WITH the recent suggestion by the electricity network that factories and businesses could be asked to ration power use to prevent blackouts, the announcement of UK shale gas reserves that – if recoverable – would be the largest in the world comes in the nick of time. We must take on the unholy alliance of vested interests, from Vladimir Putin to Friends of the Earth, who want to stop Britain grasping this energy lifeline.
The energy drought we face is stark. Regulator Ofgem now warns that our back-up energy stocks will fall to 2 per cent by 2015. The chances of blackouts will increase from one in 47 years to one in 12 years. Up until now, we’ve faced the unsavoury choice of keeping coal-fired power stations running – which is bad for the environment – or waiting for the lights to go out. For all the hype over current renewable technologies, they can’t meet UK energy needs without unthinkable hikes in prices. The last Labour government’s reckless failure to replace ageing power stations, and its infatuation with forcing customers to squander billions subsidising inefficient technologies like solar panels and wind farms, saw the number of households in fuel poverty double between 2004 and 2010. That left 5m homes struggling to stay warm in winter.
In truth, the environmental bandwagon, rolling since the Kyoto Protocol, has not made Britain greener. As Oxford University’s energy professor Dieter Helm argues, politicians’ obsession with current renewable technologies amounts to picking “winners [that] turn out to be some of the most expensive ways known to man to marginally reduce carbon emissions.” The government estimates that CO2 emissions produced in the UK fell by 19 per cent between 1990 and 2009, while emissions consumed rose by 20 per cent – driven by a near quadrupling of emissions produced to create Chinese imports. We haven’t kicked our carbon addiction, just replaced domestic with foreign suppliers.
A renaissance in nuclear power can help meet long-term energy demand, while decarbonising the economy.
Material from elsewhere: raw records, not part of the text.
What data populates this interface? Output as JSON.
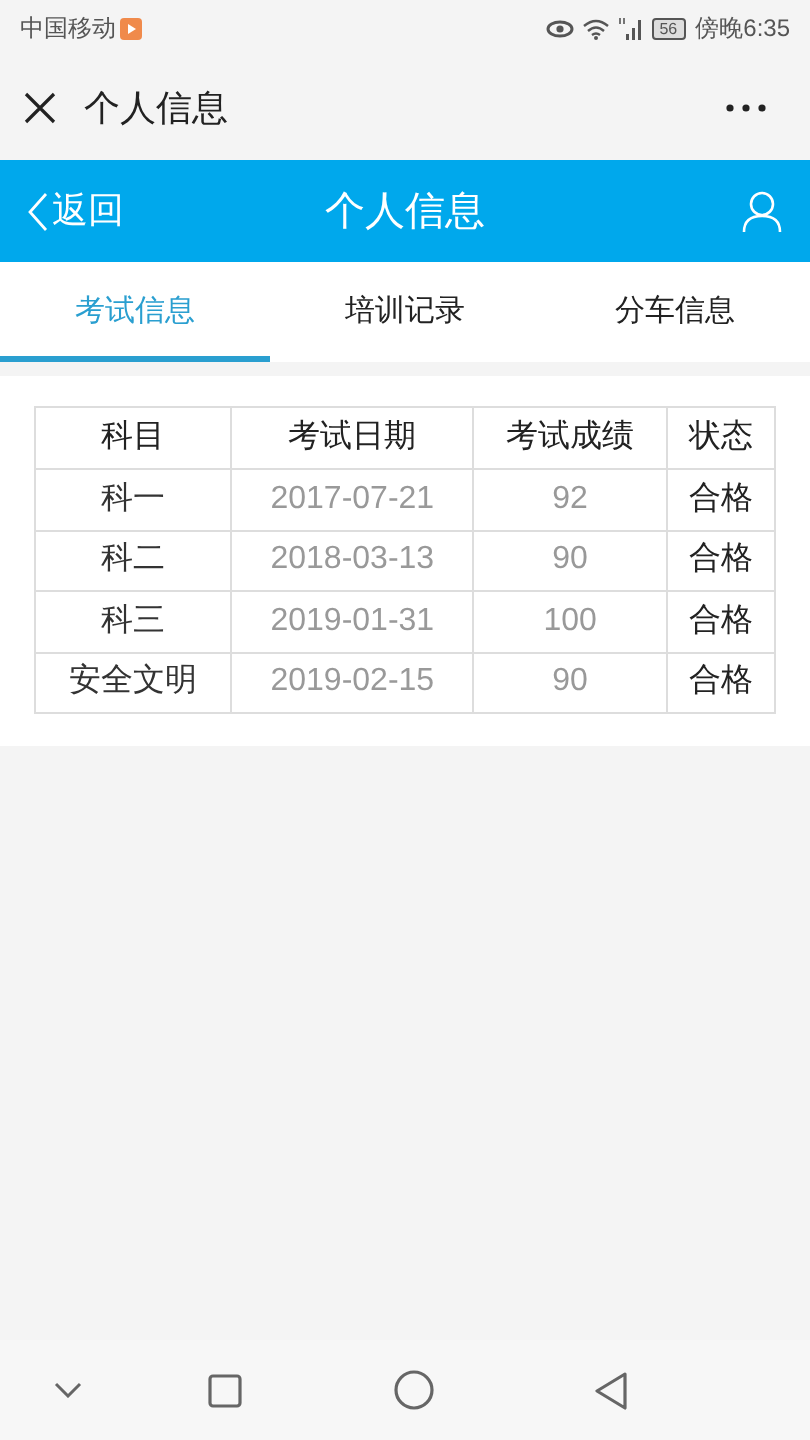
{
  "status_bar": {
    "carrier": "中国移动",
    "battery": "56",
    "time": "傍晚6:35"
  },
  "window": {
    "title": "个人信息"
  },
  "header": {
    "back": "返回",
    "title": "个人信息"
  },
  "tabs": [
    {
      "label": "考试信息",
      "selected": true
    },
    {
      "label": "培训记录",
      "selected": false
    },
    {
      "label": "分车信息",
      "selected": false
    }
  ],
  "table": {
    "columns": [
      "科目",
      "考试日期",
      "考试成绩",
      "状态"
    ],
    "rows": [
      [
        "科一",
        "2017-07-21",
        "92",
        "合格"
      ],
      [
        "科二",
        "2018-03-13",
        "90",
        "合格"
      ],
      [
        "科三",
        "2019-01-31",
        "100",
        "合格"
      ],
      [
        "安全文明",
        "2019-02-15",
        "90",
        "合格"
      ]
    ]
  }
}
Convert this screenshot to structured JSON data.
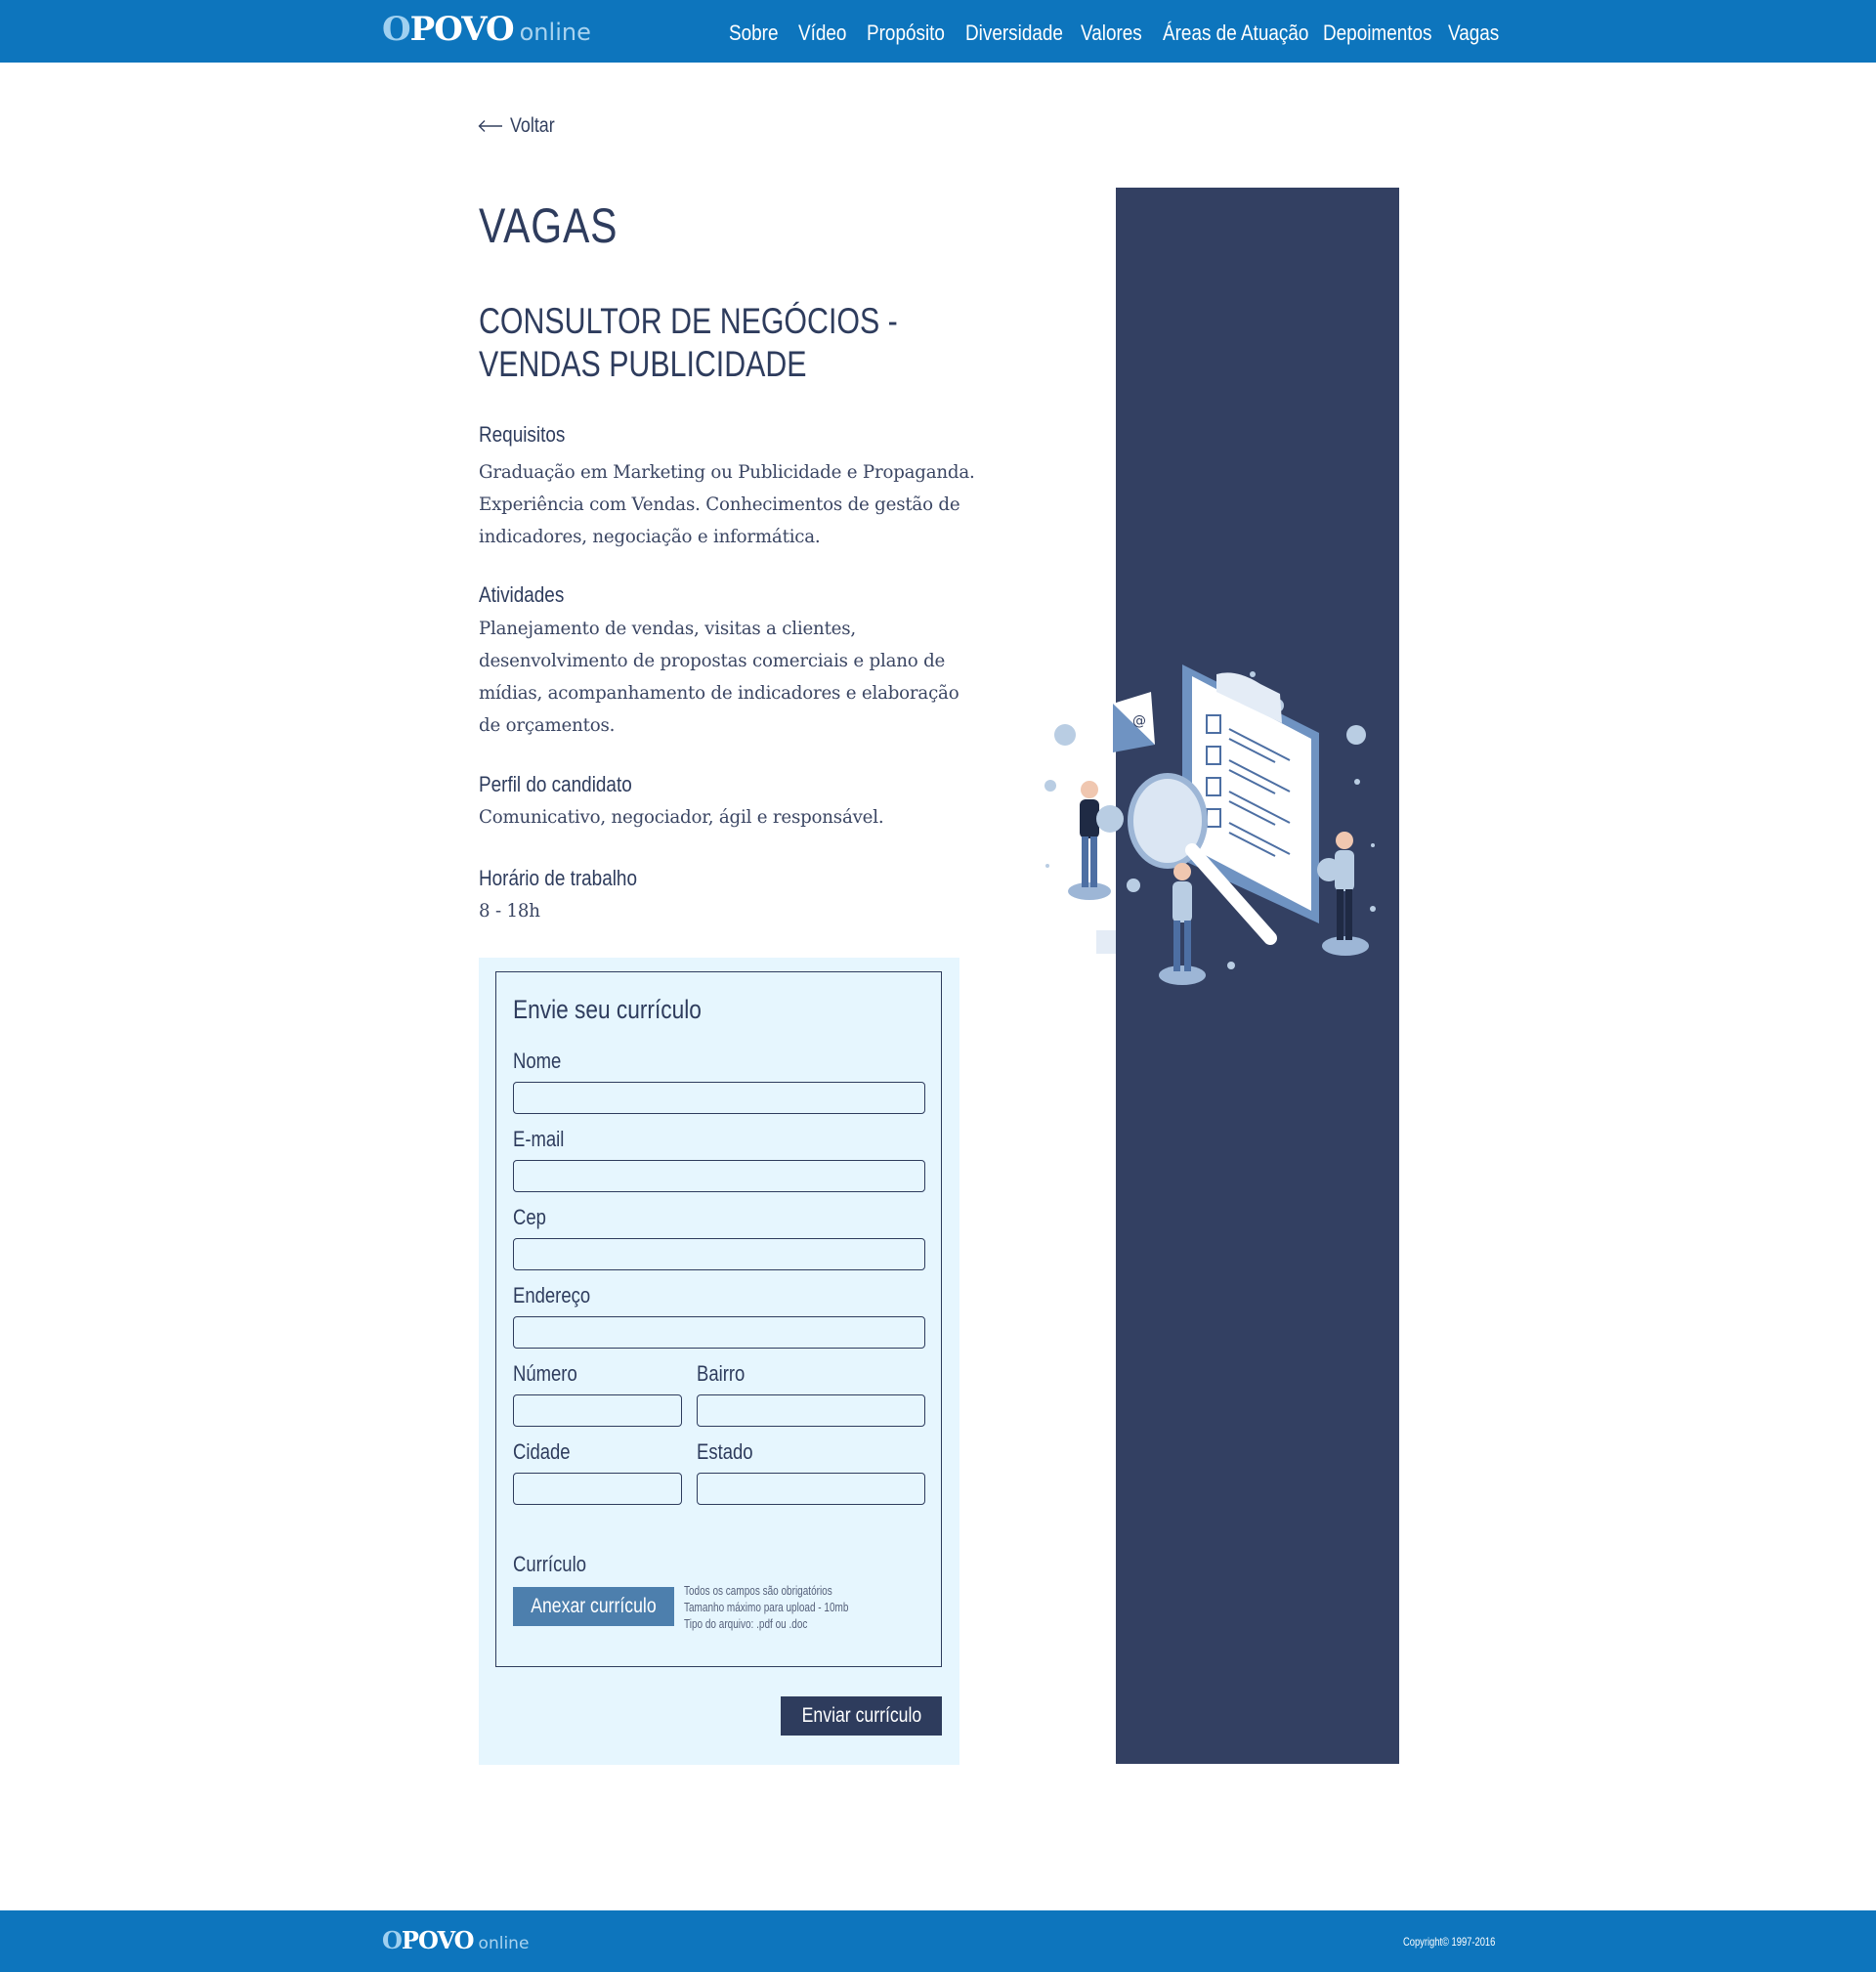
{
  "brand": {
    "logo_main_first": "O",
    "logo_main_rest": "POVO",
    "logo_sub": "online",
    "color_primary": "#0d75bd",
    "color_dark": "#334062"
  },
  "nav": {
    "items": [
      {
        "label": "Sobre"
      },
      {
        "label": "Vídeo"
      },
      {
        "label": "Propósito"
      },
      {
        "label": "Diversidade"
      },
      {
        "label": "Valores"
      },
      {
        "label": "Áreas de Atuação"
      },
      {
        "label": "Depoimentos"
      },
      {
        "label": "Vagas"
      }
    ]
  },
  "back": {
    "label": "Voltar",
    "icon": "arrow-left-icon"
  },
  "page": {
    "title": "VAGAS",
    "job_title": "CONSULTOR DE NEGÓCIOS - VENDAS PUBLICIDADE"
  },
  "sections": {
    "requisitos": {
      "heading": "Requisitos",
      "text": "Graduação em Marketing ou Publicidade e Propaganda. Experiência com Vendas. Conhecimentos de gestão de indicadores, negociação e informática."
    },
    "atividades": {
      "heading": "Atividades",
      "text": "Planejamento de vendas, visitas a clientes, desenvolvimento de propostas comerciais e plano de mídias, acompanhamento de indicadores e elaboração de orçamentos."
    },
    "perfil": {
      "heading": "Perfil do candidato",
      "text": "Comunicativo, negociador, ágil e responsável."
    },
    "horario": {
      "heading": "Horário de trabalho",
      "text": "8 - 18h"
    }
  },
  "form": {
    "title": "Envie seu currículo",
    "fields": {
      "nome": {
        "label": "Nome",
        "value": ""
      },
      "email": {
        "label": "E-mail",
        "value": ""
      },
      "cep": {
        "label": "Cep",
        "value": ""
      },
      "endereco": {
        "label": "Endereço",
        "value": ""
      },
      "numero": {
        "label": "Número",
        "value": ""
      },
      "bairro": {
        "label": "Bairro",
        "value": ""
      },
      "cidade": {
        "label": "Cidade",
        "value": ""
      },
      "estado": {
        "label": "Estado",
        "value": ""
      }
    },
    "curriculo_label": "Currículo",
    "attach_button": "Anexar currículo",
    "notes": [
      "Todos os campos são obrigatórios",
      "Tamanho máximo para upload - 10mb",
      "Tipo do arquivo: .pdf ou .doc"
    ],
    "submit_button": "Enviar currículo"
  },
  "footer": {
    "copyright": "Copyright© 1997-2016"
  }
}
The coalition is close to a deal with EDF for a new nuclear power station at Hinkley Point. But replacing the capacity Labour left to rust will take time – and that is running out.